[Start of section]
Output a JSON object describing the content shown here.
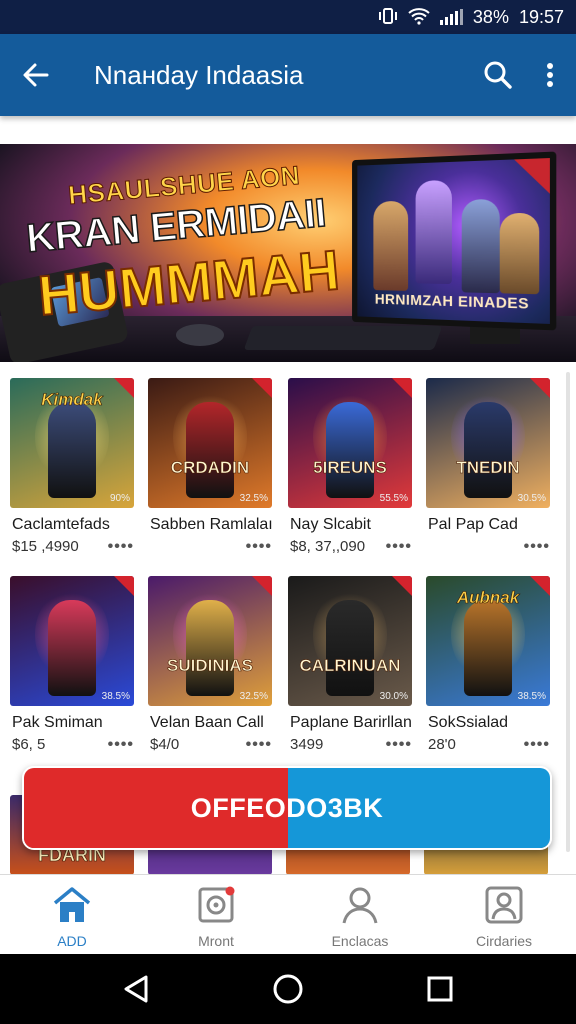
{
  "status_bar": {
    "battery": "38%",
    "time": "19:57"
  },
  "app_bar": {
    "title": "Nnaнday Indaasia"
  },
  "hero": {
    "line1": "HSAULSHUE AON",
    "line2": "KRAN ERMIDAII",
    "line3": "HUMMMAH",
    "monitor_caption": "HRNIMZAH EINADES"
  },
  "games": [
    {
      "name": "Caclamtefads",
      "price": "$15 ,4990",
      "title_top": "Kimdak",
      "title_mid": "",
      "pct": "90%",
      "colors": {
        "bg1": "#2a6b5a",
        "bg2": "#d8a53a",
        "hero": "#3c4c7a",
        "glow": "#ffe07a"
      }
    },
    {
      "name": "Sabben Ramlalaı",
      "price": "",
      "title_top": "",
      "title_mid": "CRDADIN",
      "pct": "32.5%",
      "colors": {
        "bg1": "#3a1a14",
        "bg2": "#e07a2a",
        "hero": "#b3262a",
        "glow": "#ffb45a"
      }
    },
    {
      "name": "Nay Slcabit",
      "price": "$8, 37,,090",
      "title_top": "",
      "title_mid": "5IREUNS",
      "pct": "55.5%",
      "colors": {
        "bg1": "#2a0e4a",
        "bg2": "#e23a3a",
        "hero": "#3a6ad8",
        "glow": "#ff9a3a"
      }
    },
    {
      "name": "Pal Pap Cad",
      "price": "",
      "title_top": "",
      "title_mid": "TNEDIN",
      "pct": "30.5%",
      "colors": {
        "bg1": "#1b2a4a",
        "bg2": "#f0b060",
        "hero": "#2a3a6a",
        "glow": "#8a6aff"
      }
    },
    {
      "name": "Pak Smiman",
      "price": "$6, 5",
      "title_top": "",
      "title_mid": "",
      "pct": "38.5%",
      "colors": {
        "bg1": "#3a0e2a",
        "bg2": "#2a4ad8",
        "hero": "#d83a5a",
        "glow": "#ff5a8a"
      }
    },
    {
      "name": "Velan Baan Call",
      "price": "$4/0",
      "title_top": "",
      "title_mid": "SUIDINIAS",
      "pct": "32.5%",
      "colors": {
        "bg1": "#4a1a6a",
        "bg2": "#e0a03a",
        "hero": "#e0b04a",
        "glow": "#ff6ad8"
      }
    },
    {
      "name": "Paplane Barirllan",
      "price": "3499",
      "title_top": "",
      "title_mid": "CALRINUAN",
      "pct": "30.0%",
      "colors": {
        "bg1": "#1a1a1a",
        "bg2": "#6a5a4a",
        "hero": "#2a2a2a",
        "glow": "#c8a060"
      }
    },
    {
      "name": "SokSsialad",
      "price": "28'0",
      "title_top": "Aubnak",
      "title_mid": "",
      "pct": "38.5%",
      "colors": {
        "bg1": "#2a4a2a",
        "bg2": "#3a7ad8",
        "hero": "#b8742a",
        "glow": "#ffd06a"
      }
    }
  ],
  "peek_labels": [
    "FDARIN"
  ],
  "offer": {
    "label": "OFFEODO3BK",
    "left_color": "#df2a2a",
    "right_color": "#1597d8"
  },
  "bottom_nav": [
    {
      "label": "ADD",
      "icon": "home-icon",
      "active": true
    },
    {
      "label": "Mront",
      "icon": "media-icon",
      "active": false
    },
    {
      "label": "Enclacas",
      "icon": "profile-icon",
      "active": false
    },
    {
      "label": "Cirdaries",
      "icon": "account-icon",
      "active": false
    }
  ]
}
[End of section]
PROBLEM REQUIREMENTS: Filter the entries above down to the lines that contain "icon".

RESULT:
      "icon": "home-icon",
      "icon": "media-icon",
      "icon": "profile-icon",
      "icon": "account-icon",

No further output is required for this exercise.